The Ombudsman

An ombudsman is a person that investigates complaints against certain institutions and organisations. People can call upon an ombudsman when they have not been able to resolve their complaint by complaining directly to the organisation in question. Contacting the ombudsman is often a successful alternative to taking a case to court.

What do Ombudsmen do?

All ombudsmen are impartial bodies and are neither connected to the government nor the companies it investigates. They are expected to be impartial at all times and their services come free of charge.

There are various ombudsmen in the UK which oversee different domains. The most prominent ombudsmen in the UK are:

  • Financial Ombudsman
  • Legal Ombudsman
  • Property Ombudsman
  • Local Government Ombudsman
  • Energy Ombudsman
  • Pensions Ombudsman
  • Independent Police Complaints Commission
  • Furniture Ombudsman
  • Parliamentary and Health Services Ombudsman
  • European Ombudsman

In order to take your case to the ombudsman you must first complain to the company in question first, using their official complaints procedure if possible — the ombudsman will only intervene is not able to be resolved by these measures.

If the ombudsman finds a complaint to be valid, it will advise the organisation on how to put things right.

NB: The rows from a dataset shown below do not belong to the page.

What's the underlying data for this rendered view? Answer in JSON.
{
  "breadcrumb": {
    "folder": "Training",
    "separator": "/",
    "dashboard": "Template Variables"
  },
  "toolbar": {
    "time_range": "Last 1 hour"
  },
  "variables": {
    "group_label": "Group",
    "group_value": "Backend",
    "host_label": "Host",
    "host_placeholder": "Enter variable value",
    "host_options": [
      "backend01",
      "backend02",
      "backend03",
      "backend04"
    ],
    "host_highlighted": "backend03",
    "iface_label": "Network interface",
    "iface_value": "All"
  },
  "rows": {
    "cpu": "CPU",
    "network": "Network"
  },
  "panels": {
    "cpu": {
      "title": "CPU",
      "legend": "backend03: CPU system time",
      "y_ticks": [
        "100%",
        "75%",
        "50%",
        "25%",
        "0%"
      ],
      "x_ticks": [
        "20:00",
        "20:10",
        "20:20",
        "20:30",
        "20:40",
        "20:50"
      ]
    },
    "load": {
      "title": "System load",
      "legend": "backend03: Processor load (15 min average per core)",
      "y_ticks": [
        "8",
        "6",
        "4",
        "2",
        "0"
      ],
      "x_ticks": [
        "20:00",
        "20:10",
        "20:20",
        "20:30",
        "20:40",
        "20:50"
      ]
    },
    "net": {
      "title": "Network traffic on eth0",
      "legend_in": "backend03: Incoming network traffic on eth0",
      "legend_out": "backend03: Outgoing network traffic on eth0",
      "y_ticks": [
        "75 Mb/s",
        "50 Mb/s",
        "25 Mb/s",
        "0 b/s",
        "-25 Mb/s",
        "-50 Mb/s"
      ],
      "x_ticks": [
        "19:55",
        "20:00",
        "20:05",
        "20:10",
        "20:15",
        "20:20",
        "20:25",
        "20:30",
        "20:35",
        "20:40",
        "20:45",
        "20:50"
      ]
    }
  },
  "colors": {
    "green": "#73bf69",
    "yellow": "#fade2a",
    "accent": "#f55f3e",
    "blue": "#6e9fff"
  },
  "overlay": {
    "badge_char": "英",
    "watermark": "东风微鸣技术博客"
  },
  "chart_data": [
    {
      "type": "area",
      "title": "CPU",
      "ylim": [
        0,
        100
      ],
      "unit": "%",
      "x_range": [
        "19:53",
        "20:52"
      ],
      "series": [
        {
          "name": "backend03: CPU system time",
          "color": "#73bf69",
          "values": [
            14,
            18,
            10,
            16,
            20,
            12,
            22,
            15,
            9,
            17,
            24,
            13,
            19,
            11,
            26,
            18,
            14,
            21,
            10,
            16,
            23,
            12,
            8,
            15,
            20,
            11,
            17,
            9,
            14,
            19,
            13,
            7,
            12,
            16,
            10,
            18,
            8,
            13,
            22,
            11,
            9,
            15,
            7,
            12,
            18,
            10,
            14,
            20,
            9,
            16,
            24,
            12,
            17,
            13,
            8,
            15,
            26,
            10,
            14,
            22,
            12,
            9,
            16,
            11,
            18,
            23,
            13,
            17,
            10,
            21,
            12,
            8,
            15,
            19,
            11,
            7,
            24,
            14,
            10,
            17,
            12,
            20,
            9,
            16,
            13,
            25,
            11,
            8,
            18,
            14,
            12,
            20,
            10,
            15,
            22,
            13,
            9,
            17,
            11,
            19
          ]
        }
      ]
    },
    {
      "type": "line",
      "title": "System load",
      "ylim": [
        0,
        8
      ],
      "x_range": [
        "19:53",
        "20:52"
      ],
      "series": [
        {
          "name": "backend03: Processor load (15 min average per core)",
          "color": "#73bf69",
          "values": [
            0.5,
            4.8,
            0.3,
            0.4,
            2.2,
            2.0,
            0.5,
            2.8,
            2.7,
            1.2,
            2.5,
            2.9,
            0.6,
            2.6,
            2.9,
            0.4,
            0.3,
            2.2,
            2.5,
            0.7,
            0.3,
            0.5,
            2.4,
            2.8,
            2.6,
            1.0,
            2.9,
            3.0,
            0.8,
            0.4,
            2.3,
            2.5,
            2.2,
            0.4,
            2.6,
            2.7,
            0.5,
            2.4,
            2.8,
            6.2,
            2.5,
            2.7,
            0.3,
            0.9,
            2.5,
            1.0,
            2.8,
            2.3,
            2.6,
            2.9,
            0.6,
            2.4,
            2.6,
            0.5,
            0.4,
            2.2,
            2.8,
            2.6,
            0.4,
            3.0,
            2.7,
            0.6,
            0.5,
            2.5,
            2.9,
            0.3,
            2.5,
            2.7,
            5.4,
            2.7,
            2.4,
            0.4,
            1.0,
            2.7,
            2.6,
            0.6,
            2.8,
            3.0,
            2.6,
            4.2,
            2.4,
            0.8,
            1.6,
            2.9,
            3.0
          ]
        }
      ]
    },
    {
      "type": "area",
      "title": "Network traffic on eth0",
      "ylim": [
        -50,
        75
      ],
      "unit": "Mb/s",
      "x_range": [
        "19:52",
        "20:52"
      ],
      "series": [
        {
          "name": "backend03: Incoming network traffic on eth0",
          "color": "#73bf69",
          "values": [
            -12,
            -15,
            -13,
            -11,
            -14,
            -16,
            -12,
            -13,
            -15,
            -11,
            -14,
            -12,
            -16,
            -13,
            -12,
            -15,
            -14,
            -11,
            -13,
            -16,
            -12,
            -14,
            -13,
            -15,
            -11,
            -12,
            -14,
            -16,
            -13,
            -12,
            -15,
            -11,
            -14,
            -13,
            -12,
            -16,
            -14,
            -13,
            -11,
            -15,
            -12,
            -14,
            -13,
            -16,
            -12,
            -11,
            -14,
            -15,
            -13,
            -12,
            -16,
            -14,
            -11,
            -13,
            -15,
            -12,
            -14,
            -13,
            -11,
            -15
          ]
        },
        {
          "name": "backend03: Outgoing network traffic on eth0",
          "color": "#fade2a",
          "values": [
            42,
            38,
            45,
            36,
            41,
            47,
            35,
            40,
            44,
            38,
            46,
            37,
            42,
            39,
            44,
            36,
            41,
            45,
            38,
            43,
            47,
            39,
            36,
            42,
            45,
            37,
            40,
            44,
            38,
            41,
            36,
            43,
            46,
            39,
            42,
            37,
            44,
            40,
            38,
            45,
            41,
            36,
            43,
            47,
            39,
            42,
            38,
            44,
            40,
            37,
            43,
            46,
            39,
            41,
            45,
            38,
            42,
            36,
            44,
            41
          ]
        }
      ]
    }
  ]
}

An ombudsman cannot force their judgement upon an organisation, but their advice is complied with in most cases.

Ombudsmen will investigate cases where the actions (or lack of action) of an organisation have resulted in a personal injustice, hardship or financial loss. Ombudsmen will not investigate a decision by an organisation just because you do not agree with it.

Most ombudsmen provide an application form for submitting a complaint; however, it is not mandatory to use this. You may wish to have the following information ready when you contact the ombudsman:

  • your address (or the address of the complainant if it is not you)
  • the name and address of the company the complaint is being made about
  • details of the complaint and what personal injustice, hardship or financial loss was suffered
  • what the organisation should do
  • how the complaint was handled by the organisation
  • the date when you first discovered the issue in question.

If you need to contact a specific ombudsman, use the navigation bar at the top of the page to find your ombudsman and get started.